got away from him. Even that moment of anticlimax does not, cannot, exist. The hill starts to fall away into the sky, he starts to hope, in spite of himself, that this time is different, that he’s finally worked enough, strived enough, that he’s beaten them, that he’s won, and then—
There is no gap, no irritated, weary trudge down the hill. Too chaotic by far, that, too much chance for the boulder to build up speed, to escape. So, instead: he is merely mid-stride, lungs and legs already half-jelly, shoulder and neck pressed against the uneven surface of the rock, at the bottom of the hill, looking up, that half-moment of triumph still ringing in his ears.
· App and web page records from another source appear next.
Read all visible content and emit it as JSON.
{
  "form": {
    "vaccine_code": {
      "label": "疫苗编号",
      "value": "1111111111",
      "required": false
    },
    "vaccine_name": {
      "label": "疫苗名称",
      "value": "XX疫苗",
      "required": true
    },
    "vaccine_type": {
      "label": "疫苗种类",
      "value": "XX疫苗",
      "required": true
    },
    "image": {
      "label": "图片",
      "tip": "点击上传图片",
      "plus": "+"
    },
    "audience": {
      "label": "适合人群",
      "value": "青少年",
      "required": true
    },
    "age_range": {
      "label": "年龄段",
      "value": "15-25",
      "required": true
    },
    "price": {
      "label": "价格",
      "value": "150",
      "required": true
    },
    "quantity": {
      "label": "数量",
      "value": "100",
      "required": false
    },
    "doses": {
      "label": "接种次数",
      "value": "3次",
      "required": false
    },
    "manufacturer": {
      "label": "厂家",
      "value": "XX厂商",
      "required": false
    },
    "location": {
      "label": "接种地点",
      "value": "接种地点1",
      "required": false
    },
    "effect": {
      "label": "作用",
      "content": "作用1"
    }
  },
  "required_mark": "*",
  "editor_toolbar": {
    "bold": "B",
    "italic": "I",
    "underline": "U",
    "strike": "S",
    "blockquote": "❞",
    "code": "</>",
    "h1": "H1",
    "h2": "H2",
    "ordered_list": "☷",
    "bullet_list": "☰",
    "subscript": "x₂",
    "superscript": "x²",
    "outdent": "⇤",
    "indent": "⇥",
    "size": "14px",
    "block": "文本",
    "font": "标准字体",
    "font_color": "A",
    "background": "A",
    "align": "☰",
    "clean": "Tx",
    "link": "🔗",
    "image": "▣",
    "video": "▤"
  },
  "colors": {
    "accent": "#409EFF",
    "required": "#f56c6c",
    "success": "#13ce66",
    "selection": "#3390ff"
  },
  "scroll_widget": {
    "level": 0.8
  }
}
He can’t be sure that he has done this before, that this isn’t the first time he’s set himself against the hill, the boulder, the gods. Time is slippery, here; the light never changes, the asphodel never crumples beneath him, the boulder never wears a track into the hip of the hillside. Memory is clear, clear and perfect, and the sentence laid upon him as fresh as yesterday.
Let him be perfectly clear: the boulder never